Polina A. Gadjicurbanova

Stoic Ethics as object of philosophical reflection
Research project, Russian Foundation for Humanities, 2004–2005.

 

 

The project is devoted to the analysis of different treatments of Stoic ethics in the works of E. Zeller, M. Polenz, E. Brehier, A.F. Losev, G. Deleuze. The analysis allows to describe peculiar features of different strategies of research into Stoic ethics.

Classical strategy (E. Zeller) demonstrates an objectivist approach; the research is oriented at the immanent historical reconstruction of the classical philosophical heritage. With a manifest ban on the use of models taken for granted in history of philosophy, this strategy still shows an unspoken tendency to view Stoic thought in the light of Platonic-Aristotelian tradition.

It is typical of the modernist strategy of research (M. Polenz, E. Brehier, A.F. Losev) to take a more subjectivist standpoint in research. This approach shows itself in the search for a key idea that would account for the original phenomenon of Stoicism as distinct from the classical doctrines of Plato and Aristotle. This type of study aims at the interpretation of Stoic philosophy against the background of modern philosophical theories.

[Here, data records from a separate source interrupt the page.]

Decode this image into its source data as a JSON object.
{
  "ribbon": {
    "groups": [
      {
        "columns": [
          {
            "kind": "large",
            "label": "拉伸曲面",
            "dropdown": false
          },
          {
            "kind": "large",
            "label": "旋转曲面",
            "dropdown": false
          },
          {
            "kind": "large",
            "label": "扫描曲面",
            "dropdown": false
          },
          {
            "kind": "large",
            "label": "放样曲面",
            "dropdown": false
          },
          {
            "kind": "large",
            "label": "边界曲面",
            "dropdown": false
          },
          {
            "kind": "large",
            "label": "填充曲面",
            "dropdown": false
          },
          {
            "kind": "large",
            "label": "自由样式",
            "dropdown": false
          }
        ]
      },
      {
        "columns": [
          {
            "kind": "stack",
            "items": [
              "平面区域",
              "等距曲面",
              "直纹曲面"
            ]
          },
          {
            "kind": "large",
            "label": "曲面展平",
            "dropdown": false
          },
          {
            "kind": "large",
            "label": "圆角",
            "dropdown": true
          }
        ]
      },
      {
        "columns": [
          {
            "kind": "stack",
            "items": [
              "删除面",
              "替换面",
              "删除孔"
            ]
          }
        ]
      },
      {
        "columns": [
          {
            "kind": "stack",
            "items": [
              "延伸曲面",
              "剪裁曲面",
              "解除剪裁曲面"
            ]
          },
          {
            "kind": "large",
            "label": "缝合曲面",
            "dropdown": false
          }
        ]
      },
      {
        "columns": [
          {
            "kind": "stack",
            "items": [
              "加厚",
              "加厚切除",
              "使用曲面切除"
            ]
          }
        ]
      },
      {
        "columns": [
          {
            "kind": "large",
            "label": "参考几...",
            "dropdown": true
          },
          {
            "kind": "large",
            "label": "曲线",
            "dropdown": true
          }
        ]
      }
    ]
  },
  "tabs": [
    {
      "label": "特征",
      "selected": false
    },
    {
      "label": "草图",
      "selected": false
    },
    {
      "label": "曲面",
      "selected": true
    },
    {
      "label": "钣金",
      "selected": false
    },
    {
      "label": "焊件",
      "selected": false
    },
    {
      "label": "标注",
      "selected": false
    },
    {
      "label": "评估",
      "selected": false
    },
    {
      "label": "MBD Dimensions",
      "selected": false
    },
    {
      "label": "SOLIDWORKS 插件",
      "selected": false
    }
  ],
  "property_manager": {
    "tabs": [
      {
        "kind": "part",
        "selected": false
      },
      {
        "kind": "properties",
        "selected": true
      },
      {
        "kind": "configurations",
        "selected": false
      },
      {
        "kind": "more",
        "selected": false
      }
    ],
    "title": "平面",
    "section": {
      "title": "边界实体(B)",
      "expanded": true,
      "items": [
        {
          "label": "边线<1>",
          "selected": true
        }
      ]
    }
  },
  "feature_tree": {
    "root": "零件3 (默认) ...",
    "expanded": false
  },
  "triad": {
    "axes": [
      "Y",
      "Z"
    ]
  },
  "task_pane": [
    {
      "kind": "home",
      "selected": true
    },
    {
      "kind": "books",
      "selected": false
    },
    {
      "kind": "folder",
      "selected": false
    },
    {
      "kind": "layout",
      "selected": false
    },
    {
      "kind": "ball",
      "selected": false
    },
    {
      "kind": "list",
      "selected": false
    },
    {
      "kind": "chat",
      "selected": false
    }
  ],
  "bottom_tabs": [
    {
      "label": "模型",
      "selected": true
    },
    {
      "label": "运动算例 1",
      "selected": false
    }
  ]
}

The postmodern strategy (G. Deleuze) of destruction is to demystify the predominant ideologemes and to revise the deep-laid ontological foundations of the European thought. Rather than working at a new interpretation of Stoic philosophy, Deleuze intended to discover within Stoicism certain basic principles that would contribute to a new ontology, radically parting with classical Platonic-Aristotelian tradition. As a result of this the antique thought receives a fresh and strikingly up-to-date reading. This reading involves, however, putting under question the formerly unquestioned and widely accepted descriptions of Stoic teaching as monism, rationalism, and panlogism, the coincidence of physical, logical, and ethical laws and, consequently, the intellectualism itself of Stoic ethics.